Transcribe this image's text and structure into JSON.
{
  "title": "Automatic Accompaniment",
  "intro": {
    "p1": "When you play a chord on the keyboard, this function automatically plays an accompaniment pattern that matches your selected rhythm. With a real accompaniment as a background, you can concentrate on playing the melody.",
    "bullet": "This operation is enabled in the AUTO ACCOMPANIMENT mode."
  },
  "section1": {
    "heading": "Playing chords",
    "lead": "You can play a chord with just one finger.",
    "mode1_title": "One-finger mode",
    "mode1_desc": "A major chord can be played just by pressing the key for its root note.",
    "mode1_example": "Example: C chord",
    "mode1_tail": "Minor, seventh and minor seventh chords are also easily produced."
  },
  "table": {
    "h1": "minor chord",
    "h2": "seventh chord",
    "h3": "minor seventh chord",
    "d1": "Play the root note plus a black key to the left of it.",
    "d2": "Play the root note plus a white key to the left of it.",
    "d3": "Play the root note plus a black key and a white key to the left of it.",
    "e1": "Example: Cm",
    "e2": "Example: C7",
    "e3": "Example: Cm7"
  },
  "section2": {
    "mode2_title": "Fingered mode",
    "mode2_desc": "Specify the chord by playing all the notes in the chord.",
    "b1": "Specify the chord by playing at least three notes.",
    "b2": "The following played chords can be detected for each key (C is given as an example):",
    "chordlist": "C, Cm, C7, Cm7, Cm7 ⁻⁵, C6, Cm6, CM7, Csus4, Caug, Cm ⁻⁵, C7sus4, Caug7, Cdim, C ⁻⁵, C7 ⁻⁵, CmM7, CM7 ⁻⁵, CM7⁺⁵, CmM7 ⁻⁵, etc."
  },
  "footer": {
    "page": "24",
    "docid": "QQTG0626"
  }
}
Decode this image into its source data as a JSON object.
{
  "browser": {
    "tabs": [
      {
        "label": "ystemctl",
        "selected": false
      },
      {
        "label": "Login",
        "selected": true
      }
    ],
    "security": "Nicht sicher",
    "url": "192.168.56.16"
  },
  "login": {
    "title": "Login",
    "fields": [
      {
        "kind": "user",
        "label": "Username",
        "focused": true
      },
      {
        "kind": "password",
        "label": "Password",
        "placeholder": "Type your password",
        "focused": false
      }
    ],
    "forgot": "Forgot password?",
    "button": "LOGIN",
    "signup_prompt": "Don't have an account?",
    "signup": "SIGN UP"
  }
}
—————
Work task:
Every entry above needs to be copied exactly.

Written answer:
Transcribe this image's text and structure into JSON.
{
  "title": "Automatic Accompaniment",
  "intro": {
    "p1": "When you play a chord on the keyboard, this function automatically plays an accompaniment pattern that matches your selected rhythm. With a real accompaniment as a background, you can concentrate on playing the melody.",
    "bullet": "This operation is enabled in the AUTO ACCOMPANIMENT mode."
  },
  "section1": {
    "heading": "Playing chords",
    "lead": "You can play a chord with just one finger.",
    "mode1_title": "One-finger mode",
    "mode1_desc": "A major chord can be played just by pressing the key for its root note.",
    "mode1_example": "Example: C chord",
    "mode1_tail": "Minor, seventh and minor seventh chords are also easily produced."
  },
  "table": {
    "h1": "minor chord",
    "h2": "seventh chord",
    "h3": "minor seventh chord",
    "d1": "Play the root note plus a black key to the left of it.",
    "d2": "Play the root note plus a white key to the left of it.",
    "d3": "Play the root note plus a black key and a white key to the left of it.",
    "e1": "Example: Cm",
    "e2": "Example: C7",
    "e3": "Example: Cm7"
  },
  "section2": {
    "mode2_title": "Fingered mode",
    "mode2_desc": "Specify the chord by playing all the notes in the chord.",
    "b1": "Specify the chord by playing at least three notes.",
    "b2": "The following played chords can be detected for each key (C is given as an example):",
    "chordlist": "C, Cm, C7, Cm7, Cm7 ⁻⁵, C6, Cm6, CM7, Csus4, Caug, Cm ⁻⁵, C7sus4, Caug7, Cdim, C ⁻⁵, C7 ⁻⁵, CmM7, CM7 ⁻⁵, CM7⁺⁵, CmM7 ⁻⁵, etc."
  },
  "footer": {
    "page": "24",
    "docid": "QQTG0626"
  }
}
Decode this image into its source data as a JSON object.
{
  "browser": {
    "tabs": [
      {
        "label": "ystemctl",
        "selected": false
      },
      {
        "label": "Login",
        "selected": true
      }
    ],
    "security": "Nicht sicher",
    "url": "192.168.56.16"
  },
  "login": {
    "title": "Login",
    "fields": [
      {
        "kind": "user",
        "label": "Username",
        "focused": true
      },
      {
        "kind": "password",
        "label": "Password",
        "placeholder": "Type your password",
        "focused": false
      }
    ],
    "forgot": "Forgot password?",
    "button": "LOGIN",
    "signup_prompt": "Don't have an account?",
    "signup": "SIGN UP"
  }
}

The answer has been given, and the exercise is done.